The theme of embracing the unknown has been popping up a lot recently and I can’t help but wonder if it’s because we’re reaching some kind of tipping point; a point where we’re growing tired of living like robots – robots who are constantly plugged in to some device and unable to make any decision until a computer tells us we should.
Between the endless supply of iPhone apps that promise to increase productivity, to the near daily “do this, do that” lists written by featured gurus on Inc. and Fast Company, we seem to have lost the confidence in ourselves to move into unknown territory and make moves based on what we feel will be the best next step.
Making the Right Choice
We wake up, plug in and do as we’re told all day long – essentially walking around in robot costumes pretending not to be humans – and when moments arise when we’re expected to make a decision, we often look to one of our devices to help us make “the right choice.” But the right choice can’t always be figured out by someone else’s past experience, the statistics on a shiny infographic, or number seven on a list of quick tips posted on your favorite “be all you can be, live your dreams” self-help blog.
The right choice is the one where you use all of the information you have available to you at the time and take action, because the person who is ultimately going to find success is the one who’s not afraid to move forward even in times when the path is not illuminated as clearly as we might hope.
Being Afraid of the Dark
It just seems that with all of the technology and resources available to us today, we may have inadvertently become so dependent on them that we’ve grown afraid of the dark, but standing frozen in fear is not the way out of darkness. Making moves to uncover a source of light is the only way out of the unknown, unless you want to wait for someone else to turn on the light for you, but by then (in the startup world at least) it’s too late, because someone else figured it out before you. They’re first to market. They win.
When the people running companies start relying solely on hard data, business operations will, at some point, come to a halt or fall behind. Now don’t get me wrong, big data and predictive analytics are incredibly important tools that contribute to making well-rounded business choices – no doubt about it – but there is such a thing as overthinking it.
Embracing the Unknown
Here are two recent finds (one business focused and one just for fun) that inspire me to embrace the unknown and reinforce why not always knowing the answer isn’t a bad thing:
- Advice from ‘ZinePak founders Brittany Hodak and Kim Kaupe from their feature on Inc.com on not being afraid of the unknown – these two women are featured on Advertising Age’s 40 under 40 list and are up to claim the Wall Street Journal’s Startup of the Year for generating a forecasted $25M in revenue in just two and a half years.

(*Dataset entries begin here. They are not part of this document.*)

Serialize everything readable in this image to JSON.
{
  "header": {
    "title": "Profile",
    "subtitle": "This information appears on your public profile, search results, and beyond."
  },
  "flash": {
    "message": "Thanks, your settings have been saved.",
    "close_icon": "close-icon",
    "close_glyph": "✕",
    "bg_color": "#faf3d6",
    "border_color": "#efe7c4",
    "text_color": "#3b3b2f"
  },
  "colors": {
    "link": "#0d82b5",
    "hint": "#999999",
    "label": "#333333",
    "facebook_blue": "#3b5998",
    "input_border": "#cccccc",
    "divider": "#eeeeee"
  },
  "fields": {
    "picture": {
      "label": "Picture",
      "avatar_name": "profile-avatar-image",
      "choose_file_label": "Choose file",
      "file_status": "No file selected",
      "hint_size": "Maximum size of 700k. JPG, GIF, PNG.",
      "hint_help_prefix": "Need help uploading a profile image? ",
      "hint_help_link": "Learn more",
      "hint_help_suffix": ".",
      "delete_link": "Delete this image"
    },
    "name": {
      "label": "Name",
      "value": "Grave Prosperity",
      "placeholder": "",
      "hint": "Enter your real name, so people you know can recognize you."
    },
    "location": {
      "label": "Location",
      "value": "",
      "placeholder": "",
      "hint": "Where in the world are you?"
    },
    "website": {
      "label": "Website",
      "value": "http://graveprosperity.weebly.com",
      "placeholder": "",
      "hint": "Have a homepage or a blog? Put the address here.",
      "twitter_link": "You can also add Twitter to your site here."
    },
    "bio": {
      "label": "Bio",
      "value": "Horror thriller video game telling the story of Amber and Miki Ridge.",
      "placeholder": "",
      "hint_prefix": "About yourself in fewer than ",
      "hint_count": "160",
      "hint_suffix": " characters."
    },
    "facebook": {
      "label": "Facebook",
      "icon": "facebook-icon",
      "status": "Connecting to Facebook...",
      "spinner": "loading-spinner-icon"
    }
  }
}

“We’ve learned that very few decisions are permanent, and even fewer are impossible to recover from. Lead your team from a place of confidence instead of fear to set the tone for success, even in the face of the unknown.”
- Following along as Jessica Walsh learns how to be okay with not knowing where things will end up with her and Timothy Goodman’s experimental relationship on the highly addictive ‘40 Days of Dating‘ blog (fair warning: there’s a reason this site has gone viral – expect to lose at least an hour delving into all the details of their fascinating experiment.)
Humans For The Win
Planning and goal setting have always been an important part of running a business, but I think most of us could work on finding a better balance between the ‘plan-track-analyze’ approach and a good old fashioned “get out there and do the best you can” plan of attack.
Long story short: Dressing up as a robot for Halloween? Cool. Dressing up as a robot before you head to the office?
Not so much.